Math: The Basics: Part 1

Part 1: Setting the Scene

In 1687, Isaac Newton published the PhilosophiƦ Naturalis Principia Mathematica or the Principles of Natural Philosophy. In this work, Newton shows that every body in the universe follows the same universal law of gravitation. This work gave a concrete formula that could be used to predict the motion of not just everything under the sun, but everything including the sun. There was just one problem. It wasn’t correct; at least not quite. Among other problems, scientists had noted over time that Mercury was not behaving exactly as it should under Newtonian laws.

Newtonian physics predicts that the orbit of a planet around the Sun should take on the shape of an ellipse, and that much was fine. The problem was how the ellipse was moving. As a planet orbits around the Sun, the orbit itself also rotates. See the image below:

Precession of Mercury’s Perihelion. Everything has been exaggerated to make it easier to see.

This is caused by the gravitational pull of other planets and celestial bodies in the area and is normal under Newtonian physics. The problem was that when scientists went and calculated how the ellipse should be moving, their calculations were off by about 7%. Now, getting a calculation like this does not necessarily mean that there is something wrong with the formula.

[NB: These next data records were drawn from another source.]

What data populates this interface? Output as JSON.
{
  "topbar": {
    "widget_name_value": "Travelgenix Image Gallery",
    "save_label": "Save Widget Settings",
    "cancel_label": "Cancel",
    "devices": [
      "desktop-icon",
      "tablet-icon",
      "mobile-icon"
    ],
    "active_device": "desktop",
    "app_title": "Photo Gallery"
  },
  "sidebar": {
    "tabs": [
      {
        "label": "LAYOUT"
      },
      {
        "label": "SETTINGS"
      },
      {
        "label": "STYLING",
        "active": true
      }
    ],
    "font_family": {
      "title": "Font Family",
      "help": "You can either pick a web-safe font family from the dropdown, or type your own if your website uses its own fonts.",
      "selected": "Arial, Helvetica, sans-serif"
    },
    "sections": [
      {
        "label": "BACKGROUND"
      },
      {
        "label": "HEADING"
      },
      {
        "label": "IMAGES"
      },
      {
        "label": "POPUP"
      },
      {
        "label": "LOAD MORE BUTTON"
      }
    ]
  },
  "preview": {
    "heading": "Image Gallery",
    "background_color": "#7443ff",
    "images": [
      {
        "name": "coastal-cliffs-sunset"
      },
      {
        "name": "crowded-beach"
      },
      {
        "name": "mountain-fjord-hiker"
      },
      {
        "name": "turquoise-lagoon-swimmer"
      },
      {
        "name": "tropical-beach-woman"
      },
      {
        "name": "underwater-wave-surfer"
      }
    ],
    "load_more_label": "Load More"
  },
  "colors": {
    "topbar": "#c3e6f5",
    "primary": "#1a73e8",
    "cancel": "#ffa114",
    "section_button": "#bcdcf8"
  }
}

After all, everything in the solar system besides the Sun is dark, and, therefore, hard to see in the empty vastness of space.

The thought was that maybe there was another planet between Mercury and the Sun that was affecting its orbit. This theory was not just a shot in the dark. The planet Neptune had in fact been found in a very similar way by analyzing the orbit of Uranus and noting that it was not behaving exactly as it should be. Further giving credence to the idea was just how close Mercury was to the Sun. If there were another planet between Mercury and the Sun, then it would be hard to make out since the Sun’s light drowns out any competitors. The idea so captivated scientists of the time that the new planet was given a name, Vulcan, and a few scientists even claimed to have observed it. None of the observations could be verified, however, and as time went on, it became more and more unlikely that there was a planet escaping detection. Something else must have been going on.

Enter Albert Einstein. In 1915, he released his general theory of relativity on the world which encapsulated his special relativity from a decade before and generalized it to work in contexts where gravity was significant. This new theory worked in every place that Newton’s old theories of gravitation worked, but it also predicted that the orbit of Mercury was just as it was.

What are we to make of this? In some sense, it feels like we should say that Newton’s equations were wrong. They make definite predictions about the world, and, yes, sometimes they are remarkably accurate and useful, but if you plug certain conditions into them (or really any conditions), they just give you “the wrong answer”. Now, make no mistake. I am not proposing here that we should be ultimately frightened or unnerved by this. This is exactly how science is supposed to work. We try to find equations and formulas that model how the real world works. Then, we try to find scenerios to test the limits of our formulas and understanding. Then, we see if we can come up with better equations and formulas that cover the old cases and the new ones.

Mathematics, on the other hand, works differently. It would be a much more serious issue if we thought that a^2 + b^2 = c^2 for all Euclidean right triangles and then someone found a particular Euclidean right triangle that it doesn’t work for, much more serious.

Part 2: The Structure of Mathematics